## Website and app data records
————
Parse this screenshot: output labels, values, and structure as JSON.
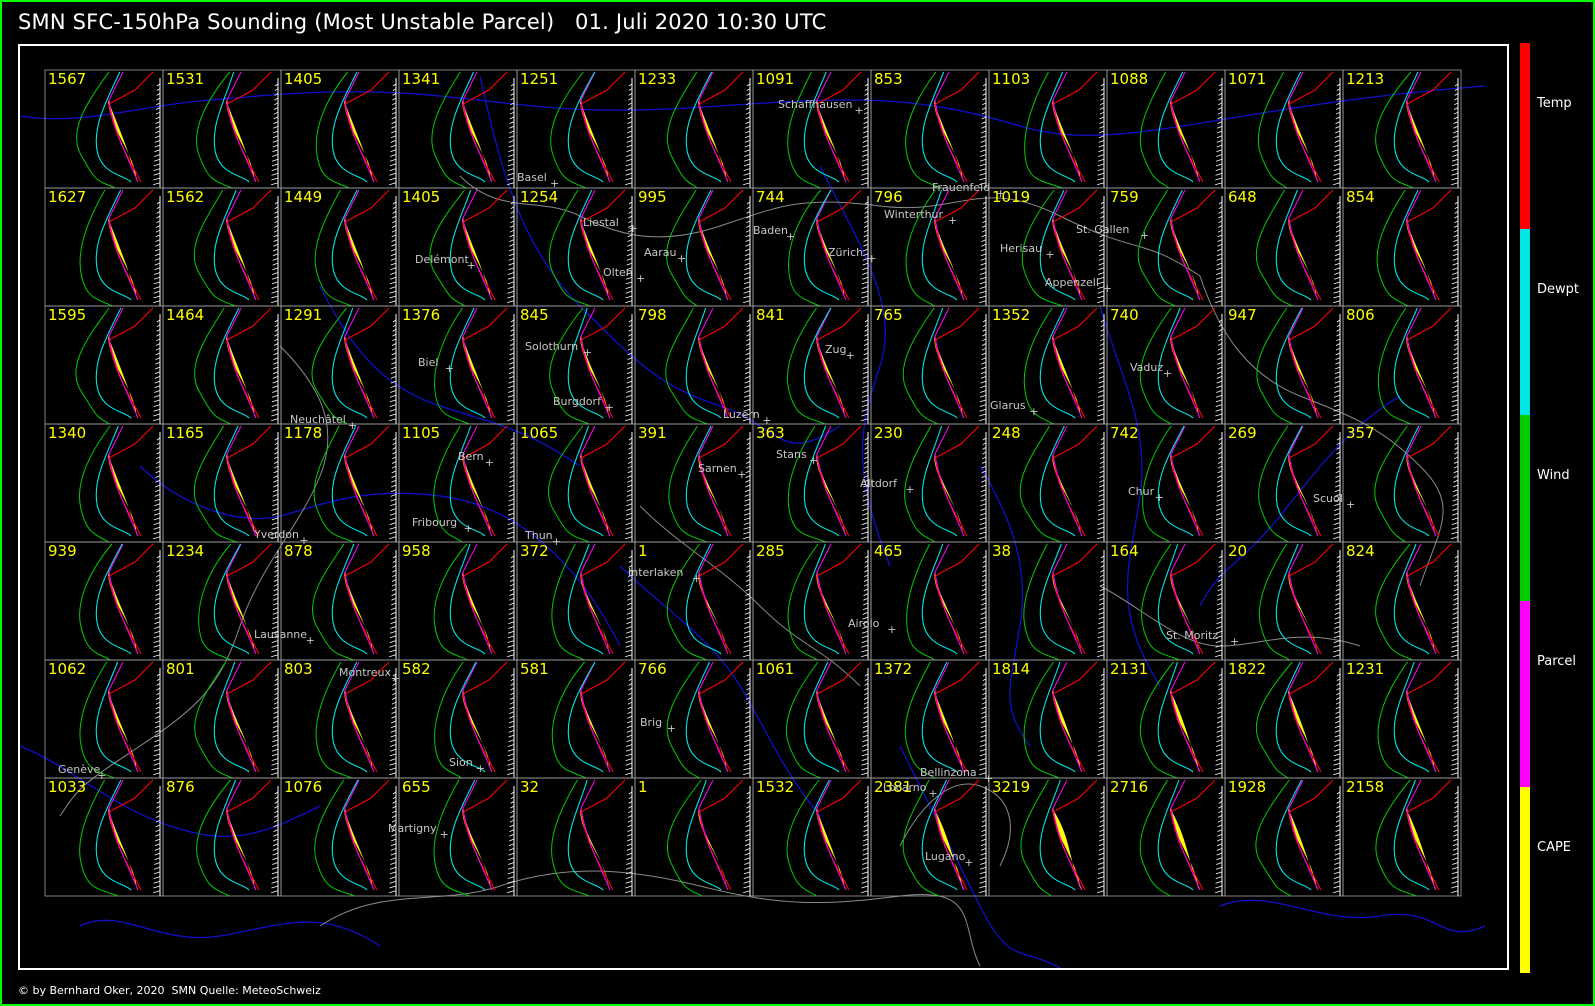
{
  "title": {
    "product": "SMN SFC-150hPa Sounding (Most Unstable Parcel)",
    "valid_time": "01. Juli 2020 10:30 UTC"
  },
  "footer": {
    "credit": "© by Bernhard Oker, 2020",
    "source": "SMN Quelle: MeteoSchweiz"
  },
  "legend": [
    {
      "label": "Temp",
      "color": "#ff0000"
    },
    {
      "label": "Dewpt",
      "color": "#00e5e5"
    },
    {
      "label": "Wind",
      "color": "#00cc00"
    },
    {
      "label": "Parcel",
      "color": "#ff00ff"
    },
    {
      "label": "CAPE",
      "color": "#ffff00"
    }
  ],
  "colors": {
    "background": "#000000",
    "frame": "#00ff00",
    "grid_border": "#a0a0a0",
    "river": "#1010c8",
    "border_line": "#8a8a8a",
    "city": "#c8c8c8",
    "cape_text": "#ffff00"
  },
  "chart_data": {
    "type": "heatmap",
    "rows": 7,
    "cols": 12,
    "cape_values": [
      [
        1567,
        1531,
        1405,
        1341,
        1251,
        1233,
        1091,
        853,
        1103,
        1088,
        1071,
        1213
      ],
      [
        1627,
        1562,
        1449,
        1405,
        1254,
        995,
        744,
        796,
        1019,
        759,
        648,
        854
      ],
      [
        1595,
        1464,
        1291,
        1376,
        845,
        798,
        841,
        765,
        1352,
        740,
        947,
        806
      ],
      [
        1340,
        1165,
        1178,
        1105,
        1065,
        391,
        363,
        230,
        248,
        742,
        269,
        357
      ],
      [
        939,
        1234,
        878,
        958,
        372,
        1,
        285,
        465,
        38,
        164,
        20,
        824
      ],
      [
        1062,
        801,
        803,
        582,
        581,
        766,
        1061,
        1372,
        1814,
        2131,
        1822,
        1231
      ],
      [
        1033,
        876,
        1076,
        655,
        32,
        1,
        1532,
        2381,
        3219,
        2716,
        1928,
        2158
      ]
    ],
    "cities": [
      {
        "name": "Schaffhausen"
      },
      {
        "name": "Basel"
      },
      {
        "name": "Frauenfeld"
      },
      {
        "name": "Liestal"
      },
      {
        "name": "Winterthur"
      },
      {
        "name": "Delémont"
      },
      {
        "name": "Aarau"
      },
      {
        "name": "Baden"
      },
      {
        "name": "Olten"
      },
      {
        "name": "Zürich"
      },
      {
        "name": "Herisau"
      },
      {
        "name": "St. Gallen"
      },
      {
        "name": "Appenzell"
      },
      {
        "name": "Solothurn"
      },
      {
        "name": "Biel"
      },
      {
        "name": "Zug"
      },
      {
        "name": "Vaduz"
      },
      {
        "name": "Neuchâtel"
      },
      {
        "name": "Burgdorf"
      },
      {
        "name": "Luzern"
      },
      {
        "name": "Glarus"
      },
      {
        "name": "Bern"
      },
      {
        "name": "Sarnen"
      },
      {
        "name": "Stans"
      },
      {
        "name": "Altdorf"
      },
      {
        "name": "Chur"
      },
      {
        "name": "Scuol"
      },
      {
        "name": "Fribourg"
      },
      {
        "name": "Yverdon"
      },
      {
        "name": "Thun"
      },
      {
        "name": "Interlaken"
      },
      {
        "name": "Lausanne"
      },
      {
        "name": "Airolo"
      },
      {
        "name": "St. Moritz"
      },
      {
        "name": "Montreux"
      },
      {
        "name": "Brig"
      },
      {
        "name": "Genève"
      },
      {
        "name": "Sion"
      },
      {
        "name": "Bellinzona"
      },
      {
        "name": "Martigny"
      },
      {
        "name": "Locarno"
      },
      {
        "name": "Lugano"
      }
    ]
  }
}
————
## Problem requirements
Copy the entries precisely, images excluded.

## Written answer
Parse this screenshot: output labels, values, and structure as JSON.
{
  "title": {
    "product": "SMN SFC-150hPa Sounding (Most Unstable Parcel)",
    "valid_time": "01. Juli 2020 10:30 UTC"
  },
  "footer": {
    "credit": "© by Bernhard Oker, 2020",
    "source": "SMN Quelle: MeteoSchweiz"
  },
  "legend": [
    {
      "label": "Temp",
      "color": "#ff0000"
    },
    {
      "label": "Dewpt",
      "color": "#00e5e5"
    },
    {
      "label": "Wind",
      "color": "#00cc00"
    },
    {
      "label": "Parcel",
      "color": "#ff00ff"
    },
    {
      "label": "CAPE",
      "color": "#ffff00"
    }
  ],
  "colors": {
    "background": "#000000",
    "frame": "#00ff00",
    "grid_border": "#a0a0a0",
    "river": "#1010c8",
    "border_line": "#8a8a8a",
    "city": "#c8c8c8",
    "cape_text": "#ffff00"
  },
  "chart_data": {
    "type": "heatmap",
    "rows": 7,
    "cols": 12,
    "cape_values": [
      [
        1567,
        1531,
        1405,
        1341,
        1251,
        1233,
        1091,
        853,
        1103,
        1088,
        1071,
        1213
      ],
      [
        1627,
        1562,
        1449,
        1405,
        1254,
        995,
        744,
        796,
        1019,
        759,
        648,
        854
      ],
      [
        1595,
        1464,
        1291,
        1376,
        845,
        798,
        841,
        765,
        1352,
        740,
        947,
        806
      ],
      [
        1340,
        1165,
        1178,
        1105,
        1065,
        391,
        363,
        230,
        248,
        742,
        269,
        357
      ],
      [
        939,
        1234,
        878,
        958,
        372,
        1,
        285,
        465,
        38,
        164,
        20,
        824
      ],
      [
        1062,
        801,
        803,
        582,
        581,
        766,
        1061,
        1372,
        1814,
        2131,
        1822,
        1231
      ],
      [
        1033,
        876,
        1076,
        655,
        32,
        1,
        1532,
        2381,
        3219,
        2716,
        1928,
        2158
      ]
    ],
    "cities": [
      {
        "name": "Schaffhausen"
      },
      {
        "name": "Basel"
      },
      {
        "name": "Frauenfeld"
      },
      {
        "name": "Liestal"
      },
      {
        "name": "Winterthur"
      },
      {
        "name": "Delémont"
      },
      {
        "name": "Aarau"
      },
      {
        "name": "Baden"
      },
      {
        "name": "Olten"
      },
      {
        "name": "Zürich"
      },
      {
        "name": "Herisau"
      },
      {
        "name": "St. Gallen"
      },
      {
        "name": "Appenzell"
      },
      {
        "name": "Solothurn"
      },
      {
        "name": "Biel"
      },
      {
        "name": "Zug"
      },
      {
        "name": "Vaduz"
      },
      {
        "name": "Neuchâtel"
      },
      {
        "name": "Burgdorf"
      },
      {
        "name": "Luzern"
      },
      {
        "name": "Glarus"
      },
      {
        "name": "Bern"
      },
      {
        "name": "Sarnen"
      },
      {
        "name": "Stans"
      },
      {
        "name": "Altdorf"
      },
      {
        "name": "Chur"
      },
      {
        "name": "Scuol"
      },
      {
        "name": "Fribourg"
      },
      {
        "name": "Yverdon"
      },
      {
        "name": "Thun"
      },
      {
        "name": "Interlaken"
      },
      {
        "name": "Lausanne"
      },
      {
        "name": "Airolo"
      },
      {
        "name": "St. Moritz"
      },
      {
        "name": "Montreux"
      },
      {
        "name": "Brig"
      },
      {
        "name": "Genève"
      },
      {
        "name": "Sion"
      },
      {
        "name": "Bellinzona"
      },
      {
        "name": "Martigny"
      },
      {
        "name": "Locarno"
      },
      {
        "name": "Lugano"
      }
    ]
  }
}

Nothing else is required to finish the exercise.